(What to produce)
Which lines of the data contain the string "video"? Copy every one of them.

Provided entries Start Marker

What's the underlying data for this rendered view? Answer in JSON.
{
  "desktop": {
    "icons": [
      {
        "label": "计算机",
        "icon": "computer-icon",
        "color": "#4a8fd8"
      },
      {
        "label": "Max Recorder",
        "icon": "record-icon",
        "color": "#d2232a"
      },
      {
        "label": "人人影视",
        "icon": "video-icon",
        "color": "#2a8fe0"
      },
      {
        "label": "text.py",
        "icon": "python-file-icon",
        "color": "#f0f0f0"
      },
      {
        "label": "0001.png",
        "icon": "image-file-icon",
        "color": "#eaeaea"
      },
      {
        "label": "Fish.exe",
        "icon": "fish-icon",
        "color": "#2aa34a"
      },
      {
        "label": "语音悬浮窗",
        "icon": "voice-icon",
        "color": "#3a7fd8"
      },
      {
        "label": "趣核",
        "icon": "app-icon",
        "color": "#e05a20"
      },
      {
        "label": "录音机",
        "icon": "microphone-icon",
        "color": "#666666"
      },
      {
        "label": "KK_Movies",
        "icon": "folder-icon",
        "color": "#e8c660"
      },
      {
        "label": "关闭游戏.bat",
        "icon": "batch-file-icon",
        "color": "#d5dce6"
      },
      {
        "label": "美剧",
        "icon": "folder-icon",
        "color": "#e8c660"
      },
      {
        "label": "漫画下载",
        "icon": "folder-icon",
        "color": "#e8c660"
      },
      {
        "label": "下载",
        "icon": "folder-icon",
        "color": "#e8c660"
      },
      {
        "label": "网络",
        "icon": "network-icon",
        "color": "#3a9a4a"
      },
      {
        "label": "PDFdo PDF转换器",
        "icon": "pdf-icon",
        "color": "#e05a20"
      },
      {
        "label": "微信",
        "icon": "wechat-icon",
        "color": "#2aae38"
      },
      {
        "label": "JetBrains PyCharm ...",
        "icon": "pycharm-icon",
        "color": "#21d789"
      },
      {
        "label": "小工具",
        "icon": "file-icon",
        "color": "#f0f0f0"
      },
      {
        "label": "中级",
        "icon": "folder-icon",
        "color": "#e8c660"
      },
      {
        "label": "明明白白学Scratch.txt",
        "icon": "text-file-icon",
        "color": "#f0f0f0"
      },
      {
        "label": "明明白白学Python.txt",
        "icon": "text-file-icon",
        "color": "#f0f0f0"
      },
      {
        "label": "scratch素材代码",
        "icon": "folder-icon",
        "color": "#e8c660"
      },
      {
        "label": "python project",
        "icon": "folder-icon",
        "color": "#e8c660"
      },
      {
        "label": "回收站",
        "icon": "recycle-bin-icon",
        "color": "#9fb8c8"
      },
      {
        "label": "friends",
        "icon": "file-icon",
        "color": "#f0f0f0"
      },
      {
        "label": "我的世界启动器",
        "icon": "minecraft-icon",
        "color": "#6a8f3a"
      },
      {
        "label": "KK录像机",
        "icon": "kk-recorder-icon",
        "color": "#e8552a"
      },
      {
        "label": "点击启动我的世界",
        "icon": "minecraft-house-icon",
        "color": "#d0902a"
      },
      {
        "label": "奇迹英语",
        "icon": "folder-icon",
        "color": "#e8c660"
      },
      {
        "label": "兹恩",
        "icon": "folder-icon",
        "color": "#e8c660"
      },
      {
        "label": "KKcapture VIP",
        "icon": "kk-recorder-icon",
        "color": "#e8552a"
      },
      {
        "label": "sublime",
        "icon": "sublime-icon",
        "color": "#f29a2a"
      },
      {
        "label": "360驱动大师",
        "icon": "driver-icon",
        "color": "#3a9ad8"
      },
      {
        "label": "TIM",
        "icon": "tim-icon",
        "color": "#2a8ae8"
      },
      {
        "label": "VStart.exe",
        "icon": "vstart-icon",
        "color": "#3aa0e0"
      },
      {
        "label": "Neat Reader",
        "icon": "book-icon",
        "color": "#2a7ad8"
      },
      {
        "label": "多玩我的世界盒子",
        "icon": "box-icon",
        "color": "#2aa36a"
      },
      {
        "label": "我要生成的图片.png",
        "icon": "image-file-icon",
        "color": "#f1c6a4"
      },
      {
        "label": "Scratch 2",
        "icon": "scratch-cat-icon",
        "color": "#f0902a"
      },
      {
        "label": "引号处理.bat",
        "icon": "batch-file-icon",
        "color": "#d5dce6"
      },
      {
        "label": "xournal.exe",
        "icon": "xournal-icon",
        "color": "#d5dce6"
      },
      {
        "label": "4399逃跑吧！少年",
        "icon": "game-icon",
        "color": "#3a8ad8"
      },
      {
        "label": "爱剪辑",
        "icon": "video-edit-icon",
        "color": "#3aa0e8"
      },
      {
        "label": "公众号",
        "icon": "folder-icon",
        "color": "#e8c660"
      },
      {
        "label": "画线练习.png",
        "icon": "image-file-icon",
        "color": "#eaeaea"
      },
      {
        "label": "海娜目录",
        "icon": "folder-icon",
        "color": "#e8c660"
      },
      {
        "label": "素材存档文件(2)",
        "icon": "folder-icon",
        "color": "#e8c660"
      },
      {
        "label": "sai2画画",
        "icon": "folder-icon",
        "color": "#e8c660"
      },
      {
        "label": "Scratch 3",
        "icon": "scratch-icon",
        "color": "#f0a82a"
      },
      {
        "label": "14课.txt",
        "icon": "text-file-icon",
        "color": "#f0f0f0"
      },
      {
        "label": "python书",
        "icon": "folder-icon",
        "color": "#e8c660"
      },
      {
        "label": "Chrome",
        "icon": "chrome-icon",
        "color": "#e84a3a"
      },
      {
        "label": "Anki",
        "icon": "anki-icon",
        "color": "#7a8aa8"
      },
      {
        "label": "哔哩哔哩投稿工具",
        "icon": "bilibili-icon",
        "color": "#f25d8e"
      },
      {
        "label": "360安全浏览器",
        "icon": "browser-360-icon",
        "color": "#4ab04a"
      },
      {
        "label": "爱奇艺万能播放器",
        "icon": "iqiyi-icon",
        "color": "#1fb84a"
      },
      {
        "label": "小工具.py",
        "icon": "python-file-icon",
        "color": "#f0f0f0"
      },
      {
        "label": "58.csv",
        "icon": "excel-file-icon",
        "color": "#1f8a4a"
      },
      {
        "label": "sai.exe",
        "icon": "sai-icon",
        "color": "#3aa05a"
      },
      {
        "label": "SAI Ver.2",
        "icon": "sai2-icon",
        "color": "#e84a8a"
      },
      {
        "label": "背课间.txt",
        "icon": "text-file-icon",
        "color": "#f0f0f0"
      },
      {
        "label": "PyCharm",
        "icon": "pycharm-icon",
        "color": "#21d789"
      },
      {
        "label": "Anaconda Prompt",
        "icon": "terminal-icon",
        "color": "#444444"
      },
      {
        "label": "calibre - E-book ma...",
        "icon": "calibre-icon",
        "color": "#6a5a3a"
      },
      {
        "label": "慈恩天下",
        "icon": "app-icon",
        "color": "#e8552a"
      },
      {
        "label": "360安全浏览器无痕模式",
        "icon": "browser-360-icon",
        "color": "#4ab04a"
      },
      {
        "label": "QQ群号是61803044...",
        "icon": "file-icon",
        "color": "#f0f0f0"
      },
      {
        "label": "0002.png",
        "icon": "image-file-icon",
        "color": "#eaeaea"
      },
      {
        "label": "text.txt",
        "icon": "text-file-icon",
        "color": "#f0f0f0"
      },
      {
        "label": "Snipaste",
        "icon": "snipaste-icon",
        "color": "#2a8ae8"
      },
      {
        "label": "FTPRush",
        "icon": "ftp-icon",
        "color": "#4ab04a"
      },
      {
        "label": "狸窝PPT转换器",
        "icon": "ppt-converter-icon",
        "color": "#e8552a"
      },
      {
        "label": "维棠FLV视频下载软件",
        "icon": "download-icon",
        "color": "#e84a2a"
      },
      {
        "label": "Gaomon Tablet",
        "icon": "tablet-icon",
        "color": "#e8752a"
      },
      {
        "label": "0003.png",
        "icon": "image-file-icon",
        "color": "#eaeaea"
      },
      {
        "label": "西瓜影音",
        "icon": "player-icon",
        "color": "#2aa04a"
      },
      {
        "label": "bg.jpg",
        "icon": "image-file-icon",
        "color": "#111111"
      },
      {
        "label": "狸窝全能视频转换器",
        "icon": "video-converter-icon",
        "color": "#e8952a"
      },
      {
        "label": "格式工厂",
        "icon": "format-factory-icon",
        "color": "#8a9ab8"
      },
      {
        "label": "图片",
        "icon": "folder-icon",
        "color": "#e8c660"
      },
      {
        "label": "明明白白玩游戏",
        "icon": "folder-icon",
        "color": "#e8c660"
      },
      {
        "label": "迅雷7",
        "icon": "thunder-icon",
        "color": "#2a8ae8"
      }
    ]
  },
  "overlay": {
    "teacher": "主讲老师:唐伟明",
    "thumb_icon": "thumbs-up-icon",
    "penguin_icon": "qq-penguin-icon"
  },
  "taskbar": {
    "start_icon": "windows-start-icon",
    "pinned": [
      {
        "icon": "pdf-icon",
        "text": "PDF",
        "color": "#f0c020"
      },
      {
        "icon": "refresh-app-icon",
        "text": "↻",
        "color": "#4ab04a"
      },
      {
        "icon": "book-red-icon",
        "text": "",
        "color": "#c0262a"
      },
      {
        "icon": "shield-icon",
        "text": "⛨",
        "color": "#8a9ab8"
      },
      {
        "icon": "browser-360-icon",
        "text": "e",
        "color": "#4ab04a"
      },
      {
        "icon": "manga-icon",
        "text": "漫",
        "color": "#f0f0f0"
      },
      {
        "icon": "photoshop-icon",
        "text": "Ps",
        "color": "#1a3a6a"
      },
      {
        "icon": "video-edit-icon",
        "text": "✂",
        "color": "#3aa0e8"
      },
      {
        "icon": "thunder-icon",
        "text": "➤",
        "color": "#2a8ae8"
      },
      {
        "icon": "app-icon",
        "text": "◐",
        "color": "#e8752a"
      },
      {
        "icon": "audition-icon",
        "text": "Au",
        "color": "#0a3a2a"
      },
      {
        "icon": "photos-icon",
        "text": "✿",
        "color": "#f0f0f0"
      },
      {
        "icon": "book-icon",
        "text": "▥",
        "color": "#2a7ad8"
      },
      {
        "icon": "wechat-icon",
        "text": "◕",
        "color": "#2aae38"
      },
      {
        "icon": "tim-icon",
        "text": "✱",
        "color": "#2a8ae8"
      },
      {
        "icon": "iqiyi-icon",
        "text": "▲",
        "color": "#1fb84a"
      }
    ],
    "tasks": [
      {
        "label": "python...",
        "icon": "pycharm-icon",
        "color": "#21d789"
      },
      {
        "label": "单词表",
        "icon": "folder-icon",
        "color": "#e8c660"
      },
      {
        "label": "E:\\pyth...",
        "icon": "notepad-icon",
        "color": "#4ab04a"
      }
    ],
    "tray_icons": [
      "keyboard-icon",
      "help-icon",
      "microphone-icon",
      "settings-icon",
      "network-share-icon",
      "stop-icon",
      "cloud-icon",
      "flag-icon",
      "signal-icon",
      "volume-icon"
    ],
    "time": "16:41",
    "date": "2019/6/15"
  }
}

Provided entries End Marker
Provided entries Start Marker

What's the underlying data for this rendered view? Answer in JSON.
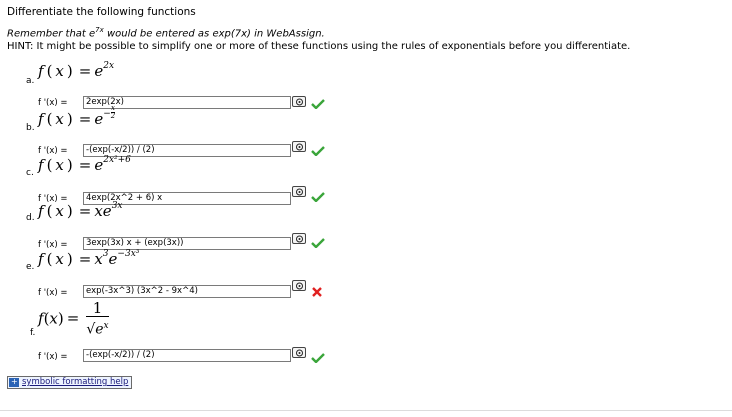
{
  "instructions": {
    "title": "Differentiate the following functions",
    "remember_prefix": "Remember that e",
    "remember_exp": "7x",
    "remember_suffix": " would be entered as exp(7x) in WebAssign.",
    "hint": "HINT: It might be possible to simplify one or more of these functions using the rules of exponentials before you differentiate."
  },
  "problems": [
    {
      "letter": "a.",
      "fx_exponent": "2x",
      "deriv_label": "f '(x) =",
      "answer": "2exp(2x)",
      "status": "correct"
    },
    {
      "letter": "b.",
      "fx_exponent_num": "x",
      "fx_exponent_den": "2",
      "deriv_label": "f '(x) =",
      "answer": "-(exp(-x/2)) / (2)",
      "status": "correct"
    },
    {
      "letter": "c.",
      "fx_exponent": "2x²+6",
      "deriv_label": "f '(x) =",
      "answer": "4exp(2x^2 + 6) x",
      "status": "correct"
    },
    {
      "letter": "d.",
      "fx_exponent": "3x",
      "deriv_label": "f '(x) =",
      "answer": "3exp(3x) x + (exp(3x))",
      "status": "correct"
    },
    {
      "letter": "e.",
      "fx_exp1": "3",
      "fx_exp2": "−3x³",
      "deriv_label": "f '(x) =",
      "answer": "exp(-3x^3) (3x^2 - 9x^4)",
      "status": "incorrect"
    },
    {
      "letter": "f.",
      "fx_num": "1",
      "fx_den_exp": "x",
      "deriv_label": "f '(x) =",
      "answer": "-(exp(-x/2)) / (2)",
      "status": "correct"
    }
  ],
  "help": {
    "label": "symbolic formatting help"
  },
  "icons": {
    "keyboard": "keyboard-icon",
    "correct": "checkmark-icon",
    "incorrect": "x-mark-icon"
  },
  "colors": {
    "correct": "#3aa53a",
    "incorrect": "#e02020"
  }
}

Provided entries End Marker

(The completed task)
        "icon": "video-icon",
        "icon": "video-edit-icon",
        "icon": "video-converter-icon",
        "icon": "video-edit-icon",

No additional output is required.